Aim of the task:
Check each line of the entries below for the string "غرفة"; copy every line where it appears.

Data excerpts:
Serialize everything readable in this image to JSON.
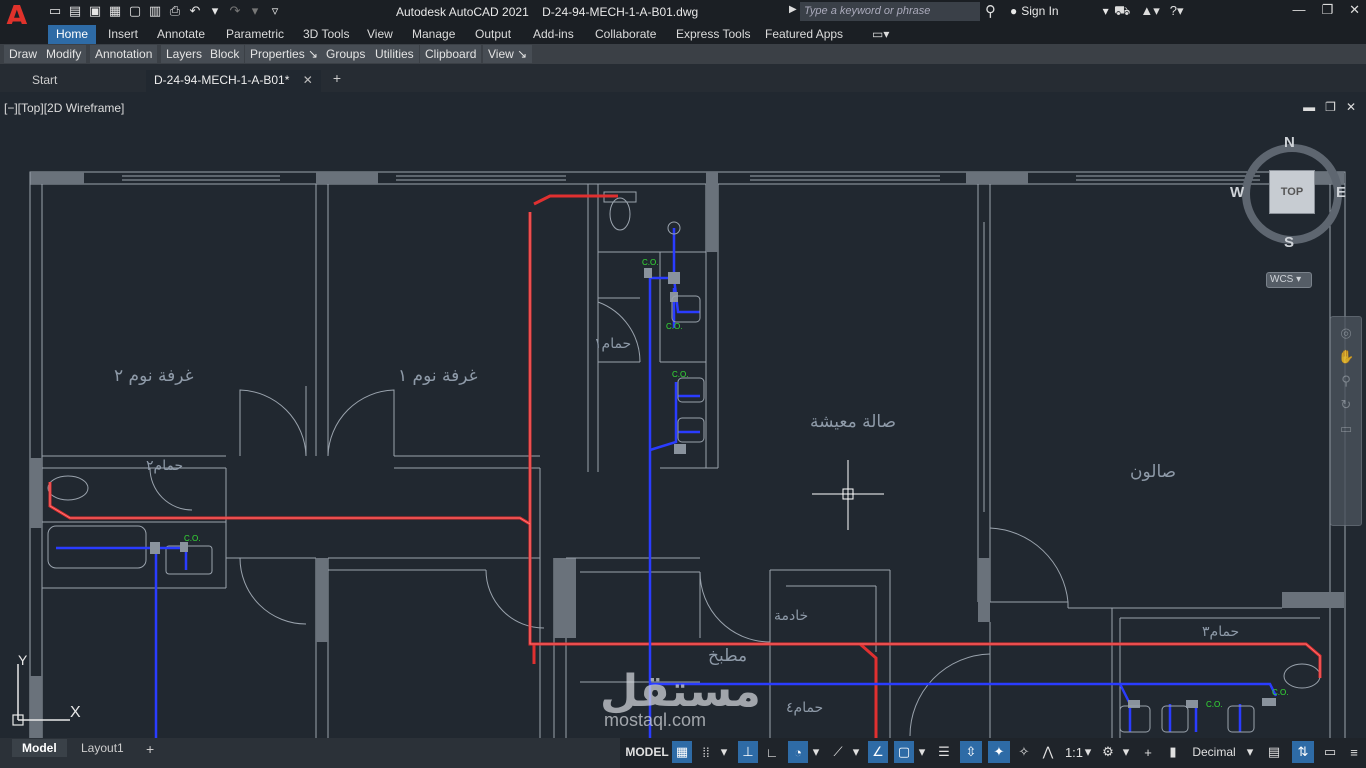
{
  "titlebar": {
    "app_logo": "A",
    "app_title": "Autodesk AutoCAD 2021",
    "file_name": "D-24-94-MECH-1-A-B01.dwg",
    "search_placeholder": "Type a keyword or phrase",
    "sign_in": "Sign In"
  },
  "ribbon": {
    "tabs": [
      "Home",
      "Insert",
      "Annotate",
      "Parametric",
      "3D Tools",
      "View",
      "Manage",
      "Output",
      "Add-ins",
      "Collaborate",
      "Express Tools",
      "Featured Apps"
    ],
    "active_tab": "Home",
    "panels": [
      "Draw",
      "Modify",
      "Annotation",
      "Layers",
      "Block",
      "Properties ↘",
      "Groups",
      "Utilities",
      "Clipboard",
      "View ↘"
    ]
  },
  "doc_tabs": {
    "start": "Start",
    "active": "D-24-94-MECH-1-A-B01*",
    "close": "✕",
    "add": "+"
  },
  "viewport": {
    "label": "[−][Top][2D Wireframe]",
    "rooms": {
      "bedroom2": "غرفة نوم ٢",
      "bedroom1": "غرفة نوم ١",
      "bath1": "حمام١",
      "bath2": "حمام٢",
      "bath3": "حمام٣",
      "bath4": "حمام٤",
      "living": "صالة معيشة",
      "salon": "صالون",
      "maid": "خادمة",
      "kitchen": "مطبخ"
    },
    "cleanout_label": "C.O.",
    "viewcube": {
      "top": "TOP",
      "north": "N",
      "south": "S",
      "east": "E",
      "west": "W",
      "wcs": "WCS"
    },
    "ucs": {
      "x": "X",
      "y": "Y"
    }
  },
  "layout_tabs": [
    "Model",
    "Layout1"
  ],
  "layout_add": "+",
  "status": {
    "model": "MODEL",
    "scale": "1:1",
    "units": "Decimal"
  },
  "watermark": {
    "main": "مستقل",
    "sub": "mostaql.com"
  },
  "colors": {
    "background": "#212830",
    "ribbon_active": "#2e6ba6",
    "wall_lines": "#a8b0ba",
    "drain_pipe": "#e03030",
    "supply_pipe": "#2a3cff",
    "cleanout_text": "#35e035"
  }
}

Solution for this problem:
      "bedroom2": "غرفة نوم ٢",
      "bedroom1": "غرفة نوم ١",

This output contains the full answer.